House chairman reaches deal on classified briefing with Trump's Afghanistan negotiator
© Aaron Schwartz

House Foreign Affairs Committee Chairman Eliot Engel (D-N.Y.) on Wednesday said he had pulled the subpoena to have the Trump administration's lead Afghanistan peace talks negotiator openly testify before the committee, saying that a classified briefing is being planned instead.

Engel said that after several days of negotiations with the State Department, “we have reached an accommodation that will allow all members of the Foreign Affairs Committee to hear from” Zalmay Khalilzad in a classified briefing set for Thursday morning, according to a statement from the lawmaker.


Engel added that he has withdrawn the subpoena issued to Khalilzad last week, which he had given after the State Department ignored requests in February, April and earlier this month for briefings.

After the classified briefing with Khalilzad, an open hearing “will then proceed as scheduled with testimony from another administration witness.”

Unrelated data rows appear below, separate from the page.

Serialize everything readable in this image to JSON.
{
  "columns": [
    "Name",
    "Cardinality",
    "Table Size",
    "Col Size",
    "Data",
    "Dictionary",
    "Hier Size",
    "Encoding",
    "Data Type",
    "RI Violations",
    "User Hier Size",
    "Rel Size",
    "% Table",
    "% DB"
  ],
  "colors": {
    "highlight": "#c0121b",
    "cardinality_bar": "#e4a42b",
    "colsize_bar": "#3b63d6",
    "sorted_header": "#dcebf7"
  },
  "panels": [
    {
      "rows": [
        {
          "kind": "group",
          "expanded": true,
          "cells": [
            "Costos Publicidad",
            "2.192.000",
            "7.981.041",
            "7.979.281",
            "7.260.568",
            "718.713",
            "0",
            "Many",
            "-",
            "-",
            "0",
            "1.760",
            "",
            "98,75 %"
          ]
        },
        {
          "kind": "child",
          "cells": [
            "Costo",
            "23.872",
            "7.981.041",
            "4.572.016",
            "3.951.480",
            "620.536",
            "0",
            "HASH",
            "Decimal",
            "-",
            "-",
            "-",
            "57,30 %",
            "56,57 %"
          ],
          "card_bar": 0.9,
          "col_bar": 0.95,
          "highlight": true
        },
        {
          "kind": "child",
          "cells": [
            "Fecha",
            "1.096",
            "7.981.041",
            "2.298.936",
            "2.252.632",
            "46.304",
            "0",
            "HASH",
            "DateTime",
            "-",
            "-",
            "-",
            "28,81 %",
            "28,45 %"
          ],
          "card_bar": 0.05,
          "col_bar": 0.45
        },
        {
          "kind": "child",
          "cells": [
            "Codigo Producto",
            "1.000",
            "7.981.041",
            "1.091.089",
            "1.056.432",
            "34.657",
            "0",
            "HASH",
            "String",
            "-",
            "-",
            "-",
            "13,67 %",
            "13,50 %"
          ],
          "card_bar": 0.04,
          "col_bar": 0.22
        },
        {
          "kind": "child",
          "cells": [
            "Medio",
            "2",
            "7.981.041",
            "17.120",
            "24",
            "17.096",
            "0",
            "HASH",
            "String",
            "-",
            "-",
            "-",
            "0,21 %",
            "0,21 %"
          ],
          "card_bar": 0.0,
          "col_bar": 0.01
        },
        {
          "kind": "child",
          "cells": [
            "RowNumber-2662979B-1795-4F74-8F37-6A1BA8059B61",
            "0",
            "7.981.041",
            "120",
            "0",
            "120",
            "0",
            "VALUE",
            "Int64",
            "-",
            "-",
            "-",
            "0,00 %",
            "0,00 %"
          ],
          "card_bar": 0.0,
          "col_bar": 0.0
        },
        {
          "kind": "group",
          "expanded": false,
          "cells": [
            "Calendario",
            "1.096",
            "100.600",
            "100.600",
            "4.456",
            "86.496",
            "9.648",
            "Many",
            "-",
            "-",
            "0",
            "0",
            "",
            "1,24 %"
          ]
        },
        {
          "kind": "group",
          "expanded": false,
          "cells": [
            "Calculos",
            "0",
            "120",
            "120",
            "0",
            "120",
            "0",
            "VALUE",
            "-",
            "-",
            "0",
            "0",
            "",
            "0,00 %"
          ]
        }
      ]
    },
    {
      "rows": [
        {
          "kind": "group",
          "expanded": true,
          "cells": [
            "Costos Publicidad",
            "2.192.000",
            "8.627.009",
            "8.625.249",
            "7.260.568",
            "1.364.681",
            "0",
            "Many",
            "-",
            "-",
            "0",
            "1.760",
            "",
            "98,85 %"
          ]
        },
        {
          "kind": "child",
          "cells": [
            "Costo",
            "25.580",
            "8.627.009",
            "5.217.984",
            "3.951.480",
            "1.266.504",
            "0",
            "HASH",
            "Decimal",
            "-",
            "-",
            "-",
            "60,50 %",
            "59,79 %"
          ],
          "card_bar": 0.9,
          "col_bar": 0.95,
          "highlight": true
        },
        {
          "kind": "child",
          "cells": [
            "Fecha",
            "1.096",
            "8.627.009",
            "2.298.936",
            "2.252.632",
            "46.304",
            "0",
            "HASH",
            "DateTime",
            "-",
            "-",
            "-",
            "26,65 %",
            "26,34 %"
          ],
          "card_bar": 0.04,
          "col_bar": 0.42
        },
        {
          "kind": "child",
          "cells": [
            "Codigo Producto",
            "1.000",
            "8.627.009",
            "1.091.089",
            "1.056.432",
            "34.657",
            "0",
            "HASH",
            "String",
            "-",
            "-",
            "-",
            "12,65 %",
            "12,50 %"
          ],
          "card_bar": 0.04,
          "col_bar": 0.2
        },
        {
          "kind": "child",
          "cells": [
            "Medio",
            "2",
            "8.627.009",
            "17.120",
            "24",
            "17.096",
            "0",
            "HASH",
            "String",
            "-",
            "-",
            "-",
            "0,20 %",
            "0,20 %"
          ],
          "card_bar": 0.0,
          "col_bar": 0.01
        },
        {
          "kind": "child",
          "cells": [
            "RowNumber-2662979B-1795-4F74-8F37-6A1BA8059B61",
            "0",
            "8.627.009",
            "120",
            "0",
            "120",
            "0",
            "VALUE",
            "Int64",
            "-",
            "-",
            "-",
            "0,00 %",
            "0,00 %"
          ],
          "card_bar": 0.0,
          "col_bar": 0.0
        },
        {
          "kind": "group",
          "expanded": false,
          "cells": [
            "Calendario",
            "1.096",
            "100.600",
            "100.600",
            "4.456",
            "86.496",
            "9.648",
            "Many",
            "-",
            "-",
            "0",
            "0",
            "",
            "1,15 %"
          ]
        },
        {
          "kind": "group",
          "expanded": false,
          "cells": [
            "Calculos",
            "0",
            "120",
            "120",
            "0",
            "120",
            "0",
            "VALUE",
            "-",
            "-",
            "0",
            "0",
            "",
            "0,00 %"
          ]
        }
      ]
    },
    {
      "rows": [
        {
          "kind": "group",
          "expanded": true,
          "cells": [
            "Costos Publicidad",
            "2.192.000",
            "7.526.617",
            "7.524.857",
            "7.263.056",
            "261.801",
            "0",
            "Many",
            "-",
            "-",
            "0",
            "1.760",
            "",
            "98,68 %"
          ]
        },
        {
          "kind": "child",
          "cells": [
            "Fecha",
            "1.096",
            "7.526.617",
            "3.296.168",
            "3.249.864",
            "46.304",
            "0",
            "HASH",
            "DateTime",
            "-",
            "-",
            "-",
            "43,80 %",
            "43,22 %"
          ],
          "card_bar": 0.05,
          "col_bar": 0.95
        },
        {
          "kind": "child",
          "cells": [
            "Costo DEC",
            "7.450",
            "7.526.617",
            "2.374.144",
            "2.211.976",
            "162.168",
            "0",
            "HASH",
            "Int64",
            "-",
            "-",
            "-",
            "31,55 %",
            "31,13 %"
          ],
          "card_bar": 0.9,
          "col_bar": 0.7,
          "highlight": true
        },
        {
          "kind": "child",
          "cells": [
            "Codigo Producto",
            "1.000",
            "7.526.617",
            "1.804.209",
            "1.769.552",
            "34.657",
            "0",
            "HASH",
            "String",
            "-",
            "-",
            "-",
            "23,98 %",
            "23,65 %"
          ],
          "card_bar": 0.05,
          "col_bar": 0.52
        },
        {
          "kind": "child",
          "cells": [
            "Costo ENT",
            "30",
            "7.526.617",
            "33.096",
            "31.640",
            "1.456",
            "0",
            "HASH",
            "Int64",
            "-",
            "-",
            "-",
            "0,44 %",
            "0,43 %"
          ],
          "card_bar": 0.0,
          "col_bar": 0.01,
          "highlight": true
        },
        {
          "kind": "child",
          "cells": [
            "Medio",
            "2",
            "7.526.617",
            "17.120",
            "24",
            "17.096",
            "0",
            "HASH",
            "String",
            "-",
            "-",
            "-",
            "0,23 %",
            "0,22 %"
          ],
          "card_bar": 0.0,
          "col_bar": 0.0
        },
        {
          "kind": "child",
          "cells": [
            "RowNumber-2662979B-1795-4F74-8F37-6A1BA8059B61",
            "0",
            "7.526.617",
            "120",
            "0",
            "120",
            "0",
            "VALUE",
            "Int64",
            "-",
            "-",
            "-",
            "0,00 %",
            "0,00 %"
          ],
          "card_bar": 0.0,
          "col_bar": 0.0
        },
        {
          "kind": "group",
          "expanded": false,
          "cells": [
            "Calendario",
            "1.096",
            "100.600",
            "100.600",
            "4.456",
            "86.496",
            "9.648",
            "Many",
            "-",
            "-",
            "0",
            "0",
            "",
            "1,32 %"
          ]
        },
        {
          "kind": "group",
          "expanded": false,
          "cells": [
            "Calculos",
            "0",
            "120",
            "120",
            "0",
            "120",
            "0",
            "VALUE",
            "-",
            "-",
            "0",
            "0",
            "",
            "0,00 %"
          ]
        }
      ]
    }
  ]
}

“While I would have preferred to hear from Ambassador Khalilzad in an open setting, I’m glad our members will have this long overdue opportunity to press for answers on the peace plan,” Engel added. “It shouldn’t have taken a subpoena to get the State Department to work with this committee and allow us to perform our oversight duties.”

Engel issued the subpoena to Khalilzad on Sept. 12 after a whirlwind week in which the envoy told reporters he had reached an agreement “in principal” with the Taliban, followed quickly by President Trump announcing that he canceled a plan to meet with Taliban leaders at Camp David to finalize the deal.

Khalilzad had been negotiating with the Taliban for nearly a year on an agreement that would have most U.S. troops withdraw in exchange for assurances from the group that it would not let terrorists launch attacks against the United States from Afghanistan.

Trump, however, said Sept. 7 that he canceled the Camp David summit due to Taliban-claimed car bomb day prior in Kabul that killed a U.S. soldier and 11 others.

Trump has since described the peace talks as “dead.”

“For months, we haven’t been able to get answers on the Afghanistan peace plan, and now the president is saying the plan is dead,” Engel said in a statement last week when he issued the subpoena.

“We need to hear directly from the administration’s point person on Afghanistan to understand how this process went off the rails.”